Exercise prompt
Copy all the lines of the data that include the word "this".

Information given
↓

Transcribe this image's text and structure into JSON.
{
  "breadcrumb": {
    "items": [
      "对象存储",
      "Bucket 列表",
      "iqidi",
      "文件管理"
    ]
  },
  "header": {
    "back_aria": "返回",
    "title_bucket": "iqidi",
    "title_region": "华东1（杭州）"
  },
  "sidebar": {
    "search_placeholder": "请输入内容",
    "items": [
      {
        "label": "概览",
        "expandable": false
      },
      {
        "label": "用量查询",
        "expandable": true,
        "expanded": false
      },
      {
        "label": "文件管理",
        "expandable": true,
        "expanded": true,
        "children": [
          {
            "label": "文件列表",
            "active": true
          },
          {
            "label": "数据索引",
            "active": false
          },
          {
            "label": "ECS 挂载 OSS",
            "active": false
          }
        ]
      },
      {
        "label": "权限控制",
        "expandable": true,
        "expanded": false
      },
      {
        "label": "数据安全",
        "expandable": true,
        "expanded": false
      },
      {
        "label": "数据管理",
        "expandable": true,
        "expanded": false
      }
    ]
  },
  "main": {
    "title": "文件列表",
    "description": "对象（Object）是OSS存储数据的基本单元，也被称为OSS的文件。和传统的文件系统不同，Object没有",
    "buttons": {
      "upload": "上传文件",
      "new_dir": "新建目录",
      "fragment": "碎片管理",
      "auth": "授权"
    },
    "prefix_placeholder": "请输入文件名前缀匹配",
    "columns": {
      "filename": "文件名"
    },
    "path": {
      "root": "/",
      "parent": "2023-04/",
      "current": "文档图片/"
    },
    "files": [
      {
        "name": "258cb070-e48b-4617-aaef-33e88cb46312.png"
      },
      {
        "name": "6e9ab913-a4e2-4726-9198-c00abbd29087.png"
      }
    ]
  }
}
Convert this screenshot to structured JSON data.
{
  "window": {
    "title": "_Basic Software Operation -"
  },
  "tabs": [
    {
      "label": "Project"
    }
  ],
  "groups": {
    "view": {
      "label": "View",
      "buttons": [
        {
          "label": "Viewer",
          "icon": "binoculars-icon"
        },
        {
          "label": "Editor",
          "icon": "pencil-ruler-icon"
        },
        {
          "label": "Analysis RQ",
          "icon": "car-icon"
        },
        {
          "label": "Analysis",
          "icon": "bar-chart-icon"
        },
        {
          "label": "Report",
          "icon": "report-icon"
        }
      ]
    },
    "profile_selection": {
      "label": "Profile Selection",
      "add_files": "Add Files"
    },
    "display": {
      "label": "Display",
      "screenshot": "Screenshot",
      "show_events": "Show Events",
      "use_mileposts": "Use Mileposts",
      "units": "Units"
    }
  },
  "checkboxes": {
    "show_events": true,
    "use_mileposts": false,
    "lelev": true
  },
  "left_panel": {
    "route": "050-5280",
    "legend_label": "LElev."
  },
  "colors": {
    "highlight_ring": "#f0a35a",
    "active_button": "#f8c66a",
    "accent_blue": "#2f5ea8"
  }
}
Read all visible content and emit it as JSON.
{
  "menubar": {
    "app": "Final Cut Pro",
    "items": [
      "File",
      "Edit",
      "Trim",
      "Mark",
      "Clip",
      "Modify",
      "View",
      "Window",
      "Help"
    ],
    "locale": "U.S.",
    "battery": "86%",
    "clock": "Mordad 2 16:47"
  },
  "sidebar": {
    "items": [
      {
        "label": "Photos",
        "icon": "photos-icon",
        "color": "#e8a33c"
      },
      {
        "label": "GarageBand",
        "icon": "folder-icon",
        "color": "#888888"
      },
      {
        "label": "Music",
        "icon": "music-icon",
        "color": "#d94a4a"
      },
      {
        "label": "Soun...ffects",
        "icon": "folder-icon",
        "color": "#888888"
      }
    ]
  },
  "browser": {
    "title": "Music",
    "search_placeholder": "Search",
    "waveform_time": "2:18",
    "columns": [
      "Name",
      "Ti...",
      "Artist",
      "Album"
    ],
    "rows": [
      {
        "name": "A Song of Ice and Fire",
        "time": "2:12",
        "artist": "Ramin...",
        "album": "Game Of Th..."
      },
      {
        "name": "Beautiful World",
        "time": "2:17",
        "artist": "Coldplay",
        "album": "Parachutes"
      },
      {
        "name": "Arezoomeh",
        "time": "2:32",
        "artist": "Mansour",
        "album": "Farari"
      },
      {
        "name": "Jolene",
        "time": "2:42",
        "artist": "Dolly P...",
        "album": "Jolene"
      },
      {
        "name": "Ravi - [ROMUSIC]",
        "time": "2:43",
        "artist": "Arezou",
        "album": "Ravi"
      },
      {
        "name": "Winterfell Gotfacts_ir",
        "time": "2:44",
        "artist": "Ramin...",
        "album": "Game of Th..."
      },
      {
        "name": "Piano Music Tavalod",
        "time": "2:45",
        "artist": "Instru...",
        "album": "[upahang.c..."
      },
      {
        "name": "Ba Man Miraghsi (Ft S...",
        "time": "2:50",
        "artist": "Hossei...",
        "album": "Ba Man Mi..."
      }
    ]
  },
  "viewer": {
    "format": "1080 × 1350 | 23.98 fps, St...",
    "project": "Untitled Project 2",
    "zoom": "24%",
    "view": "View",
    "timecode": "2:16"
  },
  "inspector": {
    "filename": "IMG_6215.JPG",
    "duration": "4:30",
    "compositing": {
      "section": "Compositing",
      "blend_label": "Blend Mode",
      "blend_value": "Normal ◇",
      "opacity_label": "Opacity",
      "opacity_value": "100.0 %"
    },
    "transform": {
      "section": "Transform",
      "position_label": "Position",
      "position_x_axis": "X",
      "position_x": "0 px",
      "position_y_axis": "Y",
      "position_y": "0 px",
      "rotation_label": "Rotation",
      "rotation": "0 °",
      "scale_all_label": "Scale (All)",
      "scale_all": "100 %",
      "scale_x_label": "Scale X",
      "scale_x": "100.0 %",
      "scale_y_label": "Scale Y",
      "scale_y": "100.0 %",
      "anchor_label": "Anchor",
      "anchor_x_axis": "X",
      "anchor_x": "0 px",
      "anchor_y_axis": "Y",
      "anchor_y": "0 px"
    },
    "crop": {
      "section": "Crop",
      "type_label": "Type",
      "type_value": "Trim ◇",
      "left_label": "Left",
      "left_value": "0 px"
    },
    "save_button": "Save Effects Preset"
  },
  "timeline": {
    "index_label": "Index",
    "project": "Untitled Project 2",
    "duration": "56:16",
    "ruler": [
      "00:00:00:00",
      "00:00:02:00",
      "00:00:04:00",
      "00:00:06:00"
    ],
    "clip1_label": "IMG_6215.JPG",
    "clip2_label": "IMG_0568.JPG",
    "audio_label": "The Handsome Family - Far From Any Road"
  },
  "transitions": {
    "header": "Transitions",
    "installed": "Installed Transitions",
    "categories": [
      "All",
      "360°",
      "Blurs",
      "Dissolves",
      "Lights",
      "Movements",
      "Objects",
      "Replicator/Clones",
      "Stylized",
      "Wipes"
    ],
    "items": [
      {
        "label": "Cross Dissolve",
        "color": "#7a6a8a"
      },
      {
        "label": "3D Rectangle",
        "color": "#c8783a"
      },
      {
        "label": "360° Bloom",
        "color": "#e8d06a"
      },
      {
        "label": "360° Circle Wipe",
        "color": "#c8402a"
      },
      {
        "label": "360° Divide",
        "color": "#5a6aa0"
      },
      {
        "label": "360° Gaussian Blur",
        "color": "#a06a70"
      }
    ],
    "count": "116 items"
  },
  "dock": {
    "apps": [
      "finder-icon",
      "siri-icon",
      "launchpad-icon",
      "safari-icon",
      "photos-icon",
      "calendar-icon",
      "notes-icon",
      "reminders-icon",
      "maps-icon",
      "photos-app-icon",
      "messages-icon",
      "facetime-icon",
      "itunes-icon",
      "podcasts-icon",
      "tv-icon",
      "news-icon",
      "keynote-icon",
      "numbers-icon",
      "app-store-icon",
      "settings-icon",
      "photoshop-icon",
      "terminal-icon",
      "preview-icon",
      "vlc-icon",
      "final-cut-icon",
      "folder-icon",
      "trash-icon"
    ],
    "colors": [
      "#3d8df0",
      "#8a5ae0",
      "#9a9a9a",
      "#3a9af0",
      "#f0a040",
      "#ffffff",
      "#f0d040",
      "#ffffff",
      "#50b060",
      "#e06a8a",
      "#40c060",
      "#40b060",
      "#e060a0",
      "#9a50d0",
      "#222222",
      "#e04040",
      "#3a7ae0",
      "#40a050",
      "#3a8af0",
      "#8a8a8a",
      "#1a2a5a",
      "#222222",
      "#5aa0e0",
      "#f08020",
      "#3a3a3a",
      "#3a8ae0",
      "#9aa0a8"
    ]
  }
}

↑

Answer box
Transcribe this image's text and structure into JSON.
Convert this screenshot to structured JSON data.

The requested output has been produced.